Problem description →
List every line in this data where the string "Numbers" occurs.

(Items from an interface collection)
━━━━━━━━
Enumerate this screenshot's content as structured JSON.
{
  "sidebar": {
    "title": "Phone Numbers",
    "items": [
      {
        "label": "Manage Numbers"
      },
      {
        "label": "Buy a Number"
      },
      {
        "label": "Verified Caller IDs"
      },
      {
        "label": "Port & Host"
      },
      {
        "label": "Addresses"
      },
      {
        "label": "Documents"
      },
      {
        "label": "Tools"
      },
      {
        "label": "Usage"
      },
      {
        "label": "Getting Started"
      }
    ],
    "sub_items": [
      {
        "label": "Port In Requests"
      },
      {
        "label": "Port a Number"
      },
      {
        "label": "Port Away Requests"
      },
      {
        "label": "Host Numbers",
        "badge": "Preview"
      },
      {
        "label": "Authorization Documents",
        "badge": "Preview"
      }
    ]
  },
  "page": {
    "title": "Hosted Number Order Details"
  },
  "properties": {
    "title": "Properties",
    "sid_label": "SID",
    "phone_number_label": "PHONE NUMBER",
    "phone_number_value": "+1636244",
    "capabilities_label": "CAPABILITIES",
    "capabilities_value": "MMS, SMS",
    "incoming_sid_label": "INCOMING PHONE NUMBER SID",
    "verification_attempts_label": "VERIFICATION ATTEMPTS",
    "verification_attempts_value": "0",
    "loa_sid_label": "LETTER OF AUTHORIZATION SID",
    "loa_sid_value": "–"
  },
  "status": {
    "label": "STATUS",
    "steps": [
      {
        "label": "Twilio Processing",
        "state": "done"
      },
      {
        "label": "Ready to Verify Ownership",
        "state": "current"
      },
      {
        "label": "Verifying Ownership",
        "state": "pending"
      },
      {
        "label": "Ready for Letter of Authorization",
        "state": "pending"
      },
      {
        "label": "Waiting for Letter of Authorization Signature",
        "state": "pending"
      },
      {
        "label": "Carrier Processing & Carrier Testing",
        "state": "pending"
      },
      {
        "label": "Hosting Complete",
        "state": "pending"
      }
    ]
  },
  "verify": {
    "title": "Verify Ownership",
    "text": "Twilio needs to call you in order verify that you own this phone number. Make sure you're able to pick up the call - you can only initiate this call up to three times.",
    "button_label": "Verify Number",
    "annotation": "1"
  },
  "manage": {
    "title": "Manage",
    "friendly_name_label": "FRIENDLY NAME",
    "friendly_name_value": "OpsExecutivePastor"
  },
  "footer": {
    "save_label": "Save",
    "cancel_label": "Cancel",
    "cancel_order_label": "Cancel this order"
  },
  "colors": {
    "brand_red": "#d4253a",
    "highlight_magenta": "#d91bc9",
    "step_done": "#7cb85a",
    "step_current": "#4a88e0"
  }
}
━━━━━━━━
Answer for this exercise →
    "title": "Phone Numbers",
        "label": "Manage Numbers"
        "label": "Host Numbers",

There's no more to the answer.